[Dataset excerpts]
******

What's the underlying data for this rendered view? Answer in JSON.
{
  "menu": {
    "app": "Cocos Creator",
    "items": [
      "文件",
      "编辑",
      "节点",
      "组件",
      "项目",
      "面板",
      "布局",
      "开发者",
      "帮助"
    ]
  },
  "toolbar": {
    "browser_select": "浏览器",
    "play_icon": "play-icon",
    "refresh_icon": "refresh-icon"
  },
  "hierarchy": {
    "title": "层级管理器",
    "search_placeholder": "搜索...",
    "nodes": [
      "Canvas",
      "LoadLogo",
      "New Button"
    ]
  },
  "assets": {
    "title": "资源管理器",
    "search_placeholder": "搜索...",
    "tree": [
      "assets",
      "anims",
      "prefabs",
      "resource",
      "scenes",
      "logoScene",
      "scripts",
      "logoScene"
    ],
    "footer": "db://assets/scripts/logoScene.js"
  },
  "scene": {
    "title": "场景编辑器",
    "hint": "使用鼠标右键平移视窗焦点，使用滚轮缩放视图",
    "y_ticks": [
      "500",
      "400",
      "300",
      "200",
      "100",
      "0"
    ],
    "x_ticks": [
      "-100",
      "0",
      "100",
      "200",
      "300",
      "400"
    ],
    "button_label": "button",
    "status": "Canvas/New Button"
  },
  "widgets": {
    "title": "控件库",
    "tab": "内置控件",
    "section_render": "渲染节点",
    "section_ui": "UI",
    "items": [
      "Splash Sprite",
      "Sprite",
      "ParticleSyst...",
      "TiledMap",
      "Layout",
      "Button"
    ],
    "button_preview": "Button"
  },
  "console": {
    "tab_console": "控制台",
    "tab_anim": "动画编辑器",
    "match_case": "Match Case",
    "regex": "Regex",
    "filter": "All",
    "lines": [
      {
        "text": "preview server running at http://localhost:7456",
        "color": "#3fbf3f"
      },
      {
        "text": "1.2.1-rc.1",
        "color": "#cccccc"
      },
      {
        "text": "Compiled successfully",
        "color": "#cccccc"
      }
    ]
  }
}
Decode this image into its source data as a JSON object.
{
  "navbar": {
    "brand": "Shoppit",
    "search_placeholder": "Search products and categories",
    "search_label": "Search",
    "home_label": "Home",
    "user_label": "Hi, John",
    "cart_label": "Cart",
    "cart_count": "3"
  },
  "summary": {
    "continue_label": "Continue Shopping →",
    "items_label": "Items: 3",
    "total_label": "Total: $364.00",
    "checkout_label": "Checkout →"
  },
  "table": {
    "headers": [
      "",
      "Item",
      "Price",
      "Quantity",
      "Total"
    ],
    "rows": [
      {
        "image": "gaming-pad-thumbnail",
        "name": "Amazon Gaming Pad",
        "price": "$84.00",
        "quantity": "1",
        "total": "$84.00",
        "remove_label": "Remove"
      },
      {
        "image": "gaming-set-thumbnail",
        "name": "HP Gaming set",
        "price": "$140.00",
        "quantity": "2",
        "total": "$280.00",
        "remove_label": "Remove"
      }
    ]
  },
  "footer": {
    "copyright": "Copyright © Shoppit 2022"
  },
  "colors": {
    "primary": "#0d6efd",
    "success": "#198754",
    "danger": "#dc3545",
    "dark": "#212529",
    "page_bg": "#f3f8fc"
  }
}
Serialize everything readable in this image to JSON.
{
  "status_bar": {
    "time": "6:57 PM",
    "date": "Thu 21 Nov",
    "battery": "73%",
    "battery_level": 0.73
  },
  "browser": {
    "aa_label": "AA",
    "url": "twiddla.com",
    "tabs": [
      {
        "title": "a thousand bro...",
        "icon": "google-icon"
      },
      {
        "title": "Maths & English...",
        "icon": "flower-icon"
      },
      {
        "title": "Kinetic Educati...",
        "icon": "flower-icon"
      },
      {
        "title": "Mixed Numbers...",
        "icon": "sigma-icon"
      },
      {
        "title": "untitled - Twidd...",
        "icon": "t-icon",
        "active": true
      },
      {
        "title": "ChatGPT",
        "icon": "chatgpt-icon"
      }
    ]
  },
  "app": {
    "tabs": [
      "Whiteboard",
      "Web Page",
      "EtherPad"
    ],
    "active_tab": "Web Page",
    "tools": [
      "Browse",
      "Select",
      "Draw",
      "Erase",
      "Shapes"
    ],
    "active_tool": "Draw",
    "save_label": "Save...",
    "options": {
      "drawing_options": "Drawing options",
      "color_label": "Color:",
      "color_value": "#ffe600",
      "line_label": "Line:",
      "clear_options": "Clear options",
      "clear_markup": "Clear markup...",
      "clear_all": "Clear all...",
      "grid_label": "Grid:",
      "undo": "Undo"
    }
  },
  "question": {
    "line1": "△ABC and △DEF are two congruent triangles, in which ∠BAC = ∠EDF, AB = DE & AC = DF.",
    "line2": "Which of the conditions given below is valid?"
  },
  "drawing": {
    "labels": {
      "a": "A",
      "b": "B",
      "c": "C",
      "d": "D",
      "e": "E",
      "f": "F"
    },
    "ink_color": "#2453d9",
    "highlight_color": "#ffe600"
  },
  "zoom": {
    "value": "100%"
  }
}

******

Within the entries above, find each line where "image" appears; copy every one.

Decode this image into its source data as a JSON object.
        "image": "gaming-pad-thumbnail",
        "image": "gaming-set-thumbnail",
Serialize everything readable in this image to JSON.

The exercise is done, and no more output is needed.